TASK:
Look through the data and write out every line with the word "icon" in it.

◇ ◇ ◇ ◇ ◇

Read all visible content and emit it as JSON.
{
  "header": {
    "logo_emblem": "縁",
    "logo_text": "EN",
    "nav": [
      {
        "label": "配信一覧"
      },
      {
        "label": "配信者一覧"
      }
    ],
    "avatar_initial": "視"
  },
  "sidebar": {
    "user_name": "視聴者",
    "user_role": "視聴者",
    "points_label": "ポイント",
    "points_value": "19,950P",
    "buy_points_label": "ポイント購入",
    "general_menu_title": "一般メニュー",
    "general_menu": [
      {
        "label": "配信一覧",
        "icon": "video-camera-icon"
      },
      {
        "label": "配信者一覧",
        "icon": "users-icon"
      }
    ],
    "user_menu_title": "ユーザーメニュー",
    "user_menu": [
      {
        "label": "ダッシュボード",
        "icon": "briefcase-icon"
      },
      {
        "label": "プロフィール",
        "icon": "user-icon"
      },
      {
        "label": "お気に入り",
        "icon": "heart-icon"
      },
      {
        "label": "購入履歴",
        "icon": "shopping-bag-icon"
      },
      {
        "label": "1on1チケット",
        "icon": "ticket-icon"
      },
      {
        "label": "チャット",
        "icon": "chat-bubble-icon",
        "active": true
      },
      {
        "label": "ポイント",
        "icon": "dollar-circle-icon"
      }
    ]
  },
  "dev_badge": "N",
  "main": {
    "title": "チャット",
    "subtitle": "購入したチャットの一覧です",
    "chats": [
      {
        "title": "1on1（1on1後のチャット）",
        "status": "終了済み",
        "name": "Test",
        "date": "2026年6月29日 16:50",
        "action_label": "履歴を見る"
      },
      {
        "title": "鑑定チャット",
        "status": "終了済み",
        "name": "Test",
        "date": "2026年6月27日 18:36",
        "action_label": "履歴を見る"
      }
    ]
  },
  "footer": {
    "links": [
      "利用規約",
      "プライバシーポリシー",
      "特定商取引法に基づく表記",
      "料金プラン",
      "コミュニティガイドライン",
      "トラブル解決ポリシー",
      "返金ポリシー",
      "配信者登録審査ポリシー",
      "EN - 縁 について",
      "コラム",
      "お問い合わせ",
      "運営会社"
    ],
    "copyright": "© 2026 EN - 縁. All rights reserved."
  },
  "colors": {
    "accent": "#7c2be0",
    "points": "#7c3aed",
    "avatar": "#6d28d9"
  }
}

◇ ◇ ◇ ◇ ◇

OUTPUT:
        "icon": "video-camera-icon"
        "icon": "users-icon"
        "icon": "briefcase-icon"
        "icon": "user-icon"
        "icon": "heart-icon"
        "icon": "shopping-bag-icon"
        "icon": "ticket-icon"
        "icon": "chat-bubble-icon",
        "icon": "dollar-circle-icon"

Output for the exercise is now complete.